The age of extremes: concentrated affluence and poverty in the twenty-first century

Demography. 1996 Nov;33(4):395-412; discussion 413-6.


Urbanization, rising income inequality, and increasing class segregation have produced a geographic concentration of affluence and poverty throughout the world, creating a radical change in the geographic basis of human society. As the density of poverty rises in the environment of the world's poor, so will their exposure to crime, disease, violence, and family disruption. Meanwhile the spatial concentration of affluence will enhance the benefits and privileges of the rich.
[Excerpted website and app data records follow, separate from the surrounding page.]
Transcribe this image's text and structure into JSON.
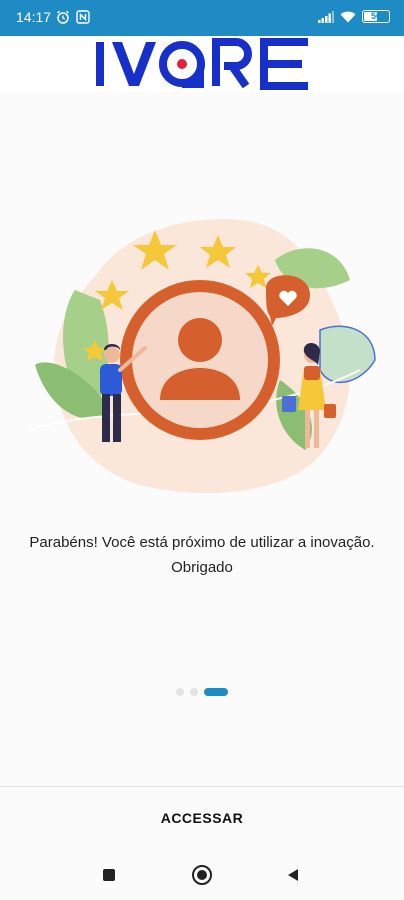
{
  "status_bar": {
    "time": "14:17",
    "battery_level": "56",
    "battery_fraction": 0.56,
    "icons": [
      "alarm-icon",
      "nfc-icon",
      "signal-icon",
      "wifi-icon",
      "battery-icon"
    ]
  },
  "header": {
    "logo_text": "IVORE",
    "logo_color": "#1730c9",
    "logo_dot_color": "#e0203c"
  },
  "onboarding": {
    "message": "Parabéns! Você está próximo de utilizar a inovação. Obrigado",
    "illustration_icon": "user-profile-with-stars-illustration",
    "page_count": 3,
    "active_page": 3
  },
  "actions": {
    "access_label": "ACCESSAR"
  },
  "nav_bar": {
    "icons": [
      "square-recents-icon",
      "circle-home-icon",
      "triangle-back-icon"
    ]
  },
  "colors": {
    "status_bar": "#1f8bc4",
    "accent": "#1f8bc4",
    "illustration_primary": "#d65f2e"
  }
}
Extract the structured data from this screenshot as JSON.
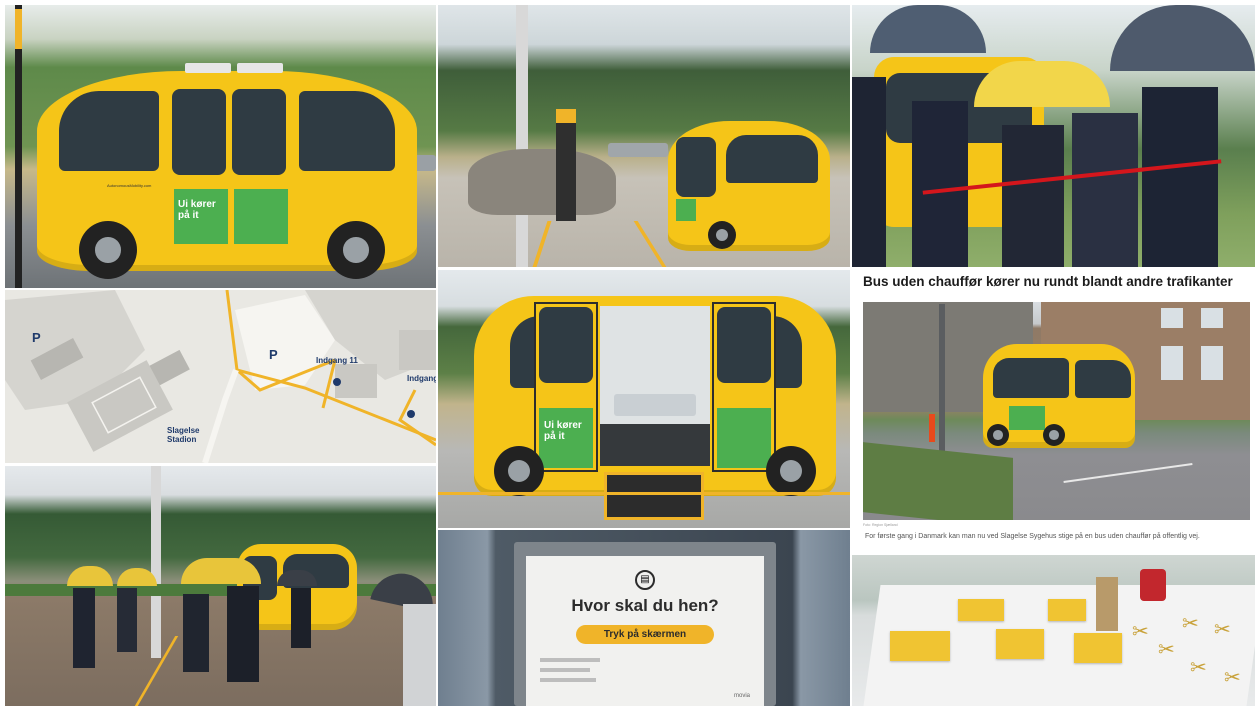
{
  "collage": {
    "bus_wrap_text": "Ui kører på it",
    "bus_side_url": "AutonomousMobility.com",
    "map": {
      "parking_label": "P",
      "entrance_1": "Indgang 11",
      "entrance_2": "Indgang",
      "stadium_label_line1": "Slagelse",
      "stadium_label_line2": "Stadion"
    },
    "article": {
      "headline": "Bus uden chauffør kører nu rundt blandt andre trafikanter",
      "credit": "Foto: Region Sjælland",
      "caption": "For første gang i Danmark kan man nu ved Slagelse Sygehus stige på en bus uden chauffør på offentlig vej."
    },
    "sign": {
      "question": "Hvor skal du hen?",
      "button_label": "Tryk på skærmen",
      "brand": "movia"
    },
    "colors": {
      "bus_yellow": "#f5c518",
      "wrap_green": "#4caf50",
      "map_route": "#f0b429",
      "map_text": "#1f3a6b"
    }
  }
}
In the twenty-first century the advantages and disadvantages of one's class position will be compounded and re-inforced through ecological mechanisms made possible by the geographic concentration of affluence and poverty, creating a deeply divided and increasingly violent social world.

Publication types

  • Review

MeSH terms

  • Crime
  • Culture
  • Developed Countries
  • Developing Countries
  • Family Health
  • Global Health*
  • Humans
  • Income
  • Politics
  • Poverty*
  • Social Class*
  • Urbanization